    The younger you start, the better

    Anyone can benefit from weight training but it has been demonstrated that younger women who trained using weights have stronger bones later in life, this essentially means that you can bank bone when you’re younger to help prevent fractures later in life – a kind of insurance scheme for your body. A life time of active living not only protects your bones but also keeps your heart healthy and may protect you from other diseases such as cancer and type two diabetes.

    But starting at any age will help

    Everyone can benefit from increasing their activity levels. Studies have shown that people who have already been diagnosed with osteoporosis can improve their bone health significantly through weight bearing exercising, the key is getting good advice on how to move well and how to self-manage.

    Some more benefits

    Strong muscles burn more calories, so if you need to control your bodyweight, lifting weights can help. It also helps with balance and can help you to regulate your sleep patterns.

    ‘I don’t want to look muscled’

    It takes women a lot of heavy weight lifting, and sometimes the use of controlled substances like steroids and hormones, to achieve the physique of the heavily muscled power lifter. Women don’t normally have enough testosterone in their bodies to develop bulging muscles, but can, with regular, moderate training achieve lean, toned and strong muscles.

    ‘I hate gyms’

    No problem. There are plenty of other exercises you can do that don’t involve a visit to the gym. Dancing, yoga, tennis, Pilates, walking, running, gardening and even housework count – all you are aiming to do is increase your heart rate and make yourself feel a little warmer. You can do it in several short blocks of 15 minute or more but aim for at least a total of 150 minutes per week over at least 5 days per week for the best results. If you’re unused to exercise, start slowly and build up to this target.

    I don’t know where to start
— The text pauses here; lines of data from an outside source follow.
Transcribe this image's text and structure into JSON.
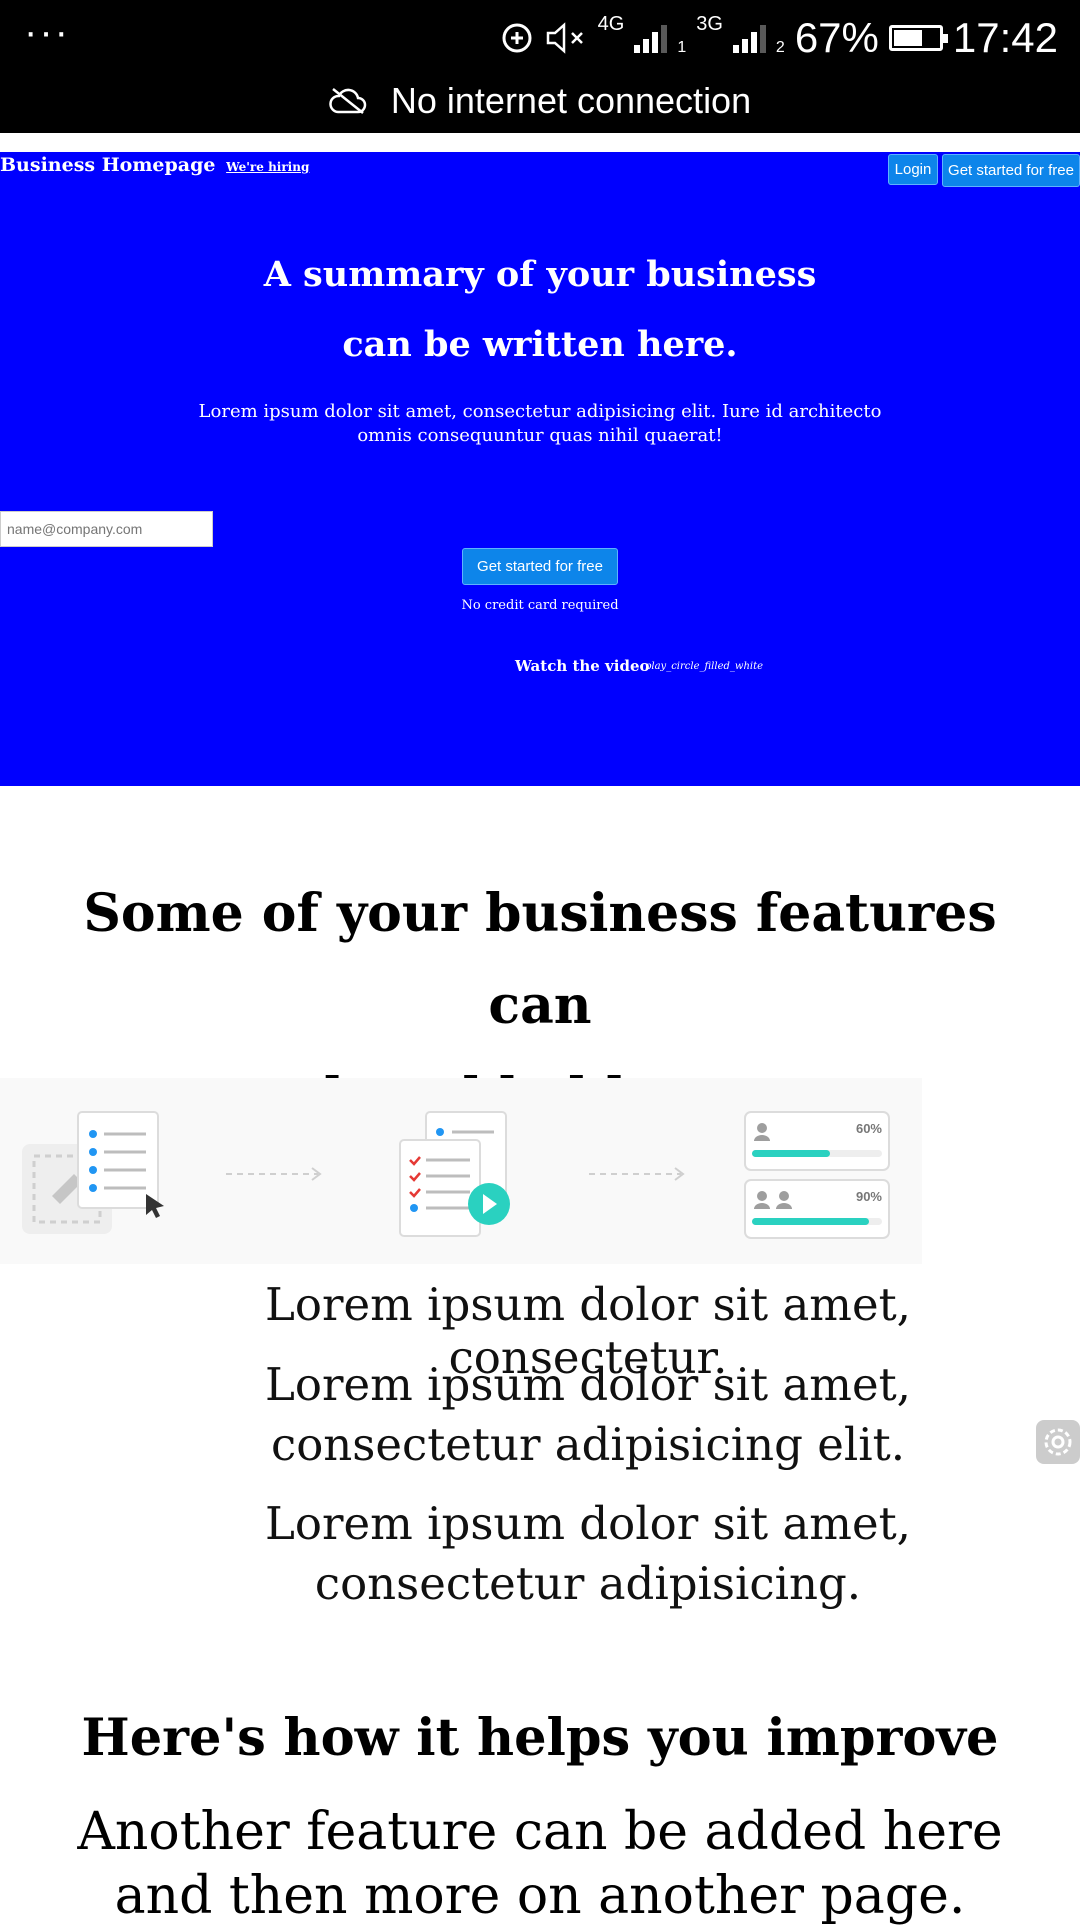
{
  "status_bar": {
    "menu": "···",
    "network_primary": "4G",
    "sim_primary": "1",
    "network_secondary": "3G",
    "sim_secondary": "2",
    "battery": "67%",
    "battery_level": 0.67,
    "time": "17:42",
    "notice": "No internet connection"
  },
  "header": {
    "brand": "Business Homepage",
    "hiring": "We're hiring",
    "login": "Login",
    "get_started": "Get started for free"
  },
  "hero": {
    "headline_line1": "A summary of your business",
    "headline_line2": "can be written here.",
    "lead": "Lorem ipsum dolor sit amet, consectetur adipisicing elit. Iure id architecto omnis consequuntur quas nihil quaerat!",
    "email_placeholder": "name@company.com",
    "cta": "Get started for free",
    "no_card": "No credit card required",
    "watch": "Watch the video",
    "play_icon": "play_circle_filled_white"
  },
  "features": {
    "title_line1": "Some of your business features can",
    "title_line2": "be added here.",
    "illustration": {
      "percent1": "60%",
      "percent2": "90%",
      "progress1": 0.6,
      "progress2": 0.9
    },
    "items": [
      "Lorem ipsum dolor sit amet, consectetur.",
      "Lorem ipsum dolor sit amet, consectetur adipisicing elit.",
      "Lorem ipsum dolor sit amet, consectetur adipisicing."
    ]
  },
  "improve": {
    "title": "Here's how it helps you improve",
    "text": "Another feature can be added here and then more on another page."
  },
  "colors": {
    "hero_bg": "#0000ff",
    "button": "#0d85ea",
    "accent": "#2ad1c0"
  }
}
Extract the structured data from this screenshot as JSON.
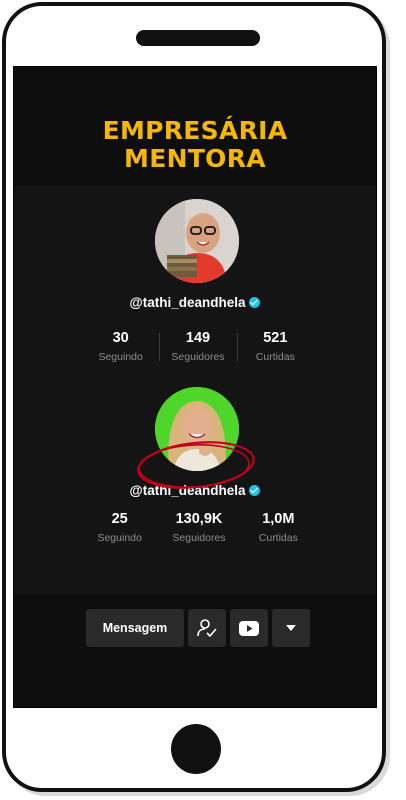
{
  "headline": {
    "line1": "EMPRESÁRIA",
    "line2": "MENTORA"
  },
  "profile_before": {
    "handle": "@tathi_deandhela",
    "verified": true,
    "stats": [
      {
        "value": "30",
        "label": "Seguindo"
      },
      {
        "value": "149",
        "label": "Seguidores"
      },
      {
        "value": "521",
        "label": "Curtidas"
      }
    ]
  },
  "profile_after": {
    "handle": "@tathi_deandhela",
    "verified": true,
    "stats": [
      {
        "value": "25",
        "label": "Seguindo"
      },
      {
        "value": "130,9K",
        "label": "Seguidores"
      },
      {
        "value": "1,0M",
        "label": "Curtidas"
      }
    ],
    "actions": {
      "message_label": "Mensagem",
      "icons": [
        "follow-user-icon",
        "youtube-icon",
        "dropdown-arrow-icon"
      ]
    }
  },
  "colors": {
    "headline": "#f5b700",
    "screen_bg": "#0e0e0e",
    "verified_badge": "#20c2e8",
    "highlight_circle": "#c0001a",
    "avatar2_bg": "#4fd62a"
  }
}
    This is where your friendly local osteopath can help. They can screen you for any health concerns that might affect your ability to exercise, help to resolve any injuries or pain that might be holding you back and advise you on what exercises might suit your goals best. Many can teach you how to exercise correctly, avoiding injuries and how to gradually build up as your ability and fitness levels improve.